Where does the string "folder" appear in the listing below? Copy every line where it does.

(Beginning of Material for this task)

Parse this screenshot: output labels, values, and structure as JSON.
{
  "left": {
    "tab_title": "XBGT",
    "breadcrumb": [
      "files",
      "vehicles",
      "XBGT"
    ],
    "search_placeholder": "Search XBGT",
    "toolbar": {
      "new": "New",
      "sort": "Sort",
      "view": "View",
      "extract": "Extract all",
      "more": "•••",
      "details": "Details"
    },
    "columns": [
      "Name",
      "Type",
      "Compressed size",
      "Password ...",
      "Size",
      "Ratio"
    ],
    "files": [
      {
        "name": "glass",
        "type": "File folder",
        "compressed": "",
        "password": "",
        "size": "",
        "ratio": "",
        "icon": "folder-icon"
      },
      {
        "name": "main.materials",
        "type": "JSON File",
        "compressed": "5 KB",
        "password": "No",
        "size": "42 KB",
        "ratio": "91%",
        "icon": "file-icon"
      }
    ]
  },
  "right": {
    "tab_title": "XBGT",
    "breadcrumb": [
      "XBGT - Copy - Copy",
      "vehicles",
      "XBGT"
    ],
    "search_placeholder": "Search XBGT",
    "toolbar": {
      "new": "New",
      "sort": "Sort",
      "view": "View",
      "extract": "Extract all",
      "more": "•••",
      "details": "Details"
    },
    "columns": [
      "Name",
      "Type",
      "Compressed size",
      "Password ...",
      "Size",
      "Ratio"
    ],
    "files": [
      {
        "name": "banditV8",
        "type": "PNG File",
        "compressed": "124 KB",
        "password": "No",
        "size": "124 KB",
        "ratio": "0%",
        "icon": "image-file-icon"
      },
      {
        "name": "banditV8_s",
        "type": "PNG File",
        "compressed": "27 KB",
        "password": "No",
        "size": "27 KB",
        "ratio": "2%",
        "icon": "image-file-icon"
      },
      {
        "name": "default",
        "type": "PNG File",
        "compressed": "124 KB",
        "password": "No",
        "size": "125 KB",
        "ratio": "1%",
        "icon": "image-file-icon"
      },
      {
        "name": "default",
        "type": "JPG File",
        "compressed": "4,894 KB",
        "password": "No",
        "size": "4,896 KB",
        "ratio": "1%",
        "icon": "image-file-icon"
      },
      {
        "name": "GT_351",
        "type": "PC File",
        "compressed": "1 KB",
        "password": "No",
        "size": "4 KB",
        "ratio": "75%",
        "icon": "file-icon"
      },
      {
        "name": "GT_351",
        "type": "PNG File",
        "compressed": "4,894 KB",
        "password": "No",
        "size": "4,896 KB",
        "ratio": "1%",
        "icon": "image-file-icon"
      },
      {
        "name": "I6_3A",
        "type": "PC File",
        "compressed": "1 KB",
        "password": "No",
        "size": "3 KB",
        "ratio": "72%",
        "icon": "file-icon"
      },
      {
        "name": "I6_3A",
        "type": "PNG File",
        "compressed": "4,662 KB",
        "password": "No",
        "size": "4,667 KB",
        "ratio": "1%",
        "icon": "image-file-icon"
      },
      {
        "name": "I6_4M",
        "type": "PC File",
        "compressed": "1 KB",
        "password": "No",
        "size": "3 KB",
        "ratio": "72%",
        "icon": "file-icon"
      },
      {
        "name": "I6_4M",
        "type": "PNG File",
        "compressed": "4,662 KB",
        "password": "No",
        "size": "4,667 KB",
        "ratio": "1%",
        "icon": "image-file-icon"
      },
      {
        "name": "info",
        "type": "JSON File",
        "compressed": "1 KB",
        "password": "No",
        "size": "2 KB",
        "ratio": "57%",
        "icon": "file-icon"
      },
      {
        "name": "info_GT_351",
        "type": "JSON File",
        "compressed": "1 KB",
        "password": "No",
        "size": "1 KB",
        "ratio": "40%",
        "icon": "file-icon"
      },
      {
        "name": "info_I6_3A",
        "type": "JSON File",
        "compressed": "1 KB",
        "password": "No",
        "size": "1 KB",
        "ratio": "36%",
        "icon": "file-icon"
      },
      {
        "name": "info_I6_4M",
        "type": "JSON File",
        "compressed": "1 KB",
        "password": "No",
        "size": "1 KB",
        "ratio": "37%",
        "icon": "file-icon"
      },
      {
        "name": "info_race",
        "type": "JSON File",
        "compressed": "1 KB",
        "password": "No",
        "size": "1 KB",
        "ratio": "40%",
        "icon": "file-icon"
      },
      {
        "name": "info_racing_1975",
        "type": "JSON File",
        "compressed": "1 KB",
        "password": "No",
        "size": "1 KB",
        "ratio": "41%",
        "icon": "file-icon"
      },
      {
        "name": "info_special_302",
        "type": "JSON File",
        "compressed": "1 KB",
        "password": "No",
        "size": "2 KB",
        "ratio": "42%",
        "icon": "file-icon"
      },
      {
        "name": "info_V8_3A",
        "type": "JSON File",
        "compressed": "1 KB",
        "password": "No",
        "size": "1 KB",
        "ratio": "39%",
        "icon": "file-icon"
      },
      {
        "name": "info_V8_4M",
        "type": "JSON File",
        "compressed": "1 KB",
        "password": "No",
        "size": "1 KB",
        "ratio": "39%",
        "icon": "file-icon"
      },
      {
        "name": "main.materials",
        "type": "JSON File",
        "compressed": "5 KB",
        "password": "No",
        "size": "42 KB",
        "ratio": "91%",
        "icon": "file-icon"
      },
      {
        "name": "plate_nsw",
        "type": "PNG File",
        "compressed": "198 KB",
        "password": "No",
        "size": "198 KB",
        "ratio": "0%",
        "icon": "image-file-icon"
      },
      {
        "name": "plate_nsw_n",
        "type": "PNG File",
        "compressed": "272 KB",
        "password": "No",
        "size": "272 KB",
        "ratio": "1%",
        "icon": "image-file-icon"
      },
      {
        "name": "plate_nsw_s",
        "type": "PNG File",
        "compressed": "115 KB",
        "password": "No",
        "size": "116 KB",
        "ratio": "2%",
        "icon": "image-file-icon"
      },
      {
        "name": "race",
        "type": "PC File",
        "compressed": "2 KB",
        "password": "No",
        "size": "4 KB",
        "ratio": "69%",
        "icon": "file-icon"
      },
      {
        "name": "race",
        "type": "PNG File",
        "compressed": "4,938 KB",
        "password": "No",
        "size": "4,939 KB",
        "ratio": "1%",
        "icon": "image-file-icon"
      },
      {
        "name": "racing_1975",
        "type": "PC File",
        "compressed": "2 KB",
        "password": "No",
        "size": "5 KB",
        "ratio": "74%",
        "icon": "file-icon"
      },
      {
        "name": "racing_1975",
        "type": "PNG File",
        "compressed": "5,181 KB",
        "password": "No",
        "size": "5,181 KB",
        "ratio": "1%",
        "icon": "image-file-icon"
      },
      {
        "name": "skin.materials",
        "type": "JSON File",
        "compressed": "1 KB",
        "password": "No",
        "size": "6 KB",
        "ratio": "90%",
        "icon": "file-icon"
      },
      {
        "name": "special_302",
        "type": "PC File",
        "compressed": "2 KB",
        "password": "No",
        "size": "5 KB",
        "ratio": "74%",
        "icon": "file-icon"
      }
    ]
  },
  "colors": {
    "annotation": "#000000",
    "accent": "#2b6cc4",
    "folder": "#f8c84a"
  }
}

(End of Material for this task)

• **Written response**:
        "type": "File folder",
        "icon": "folder-icon"
    "folder": "#f8c84a"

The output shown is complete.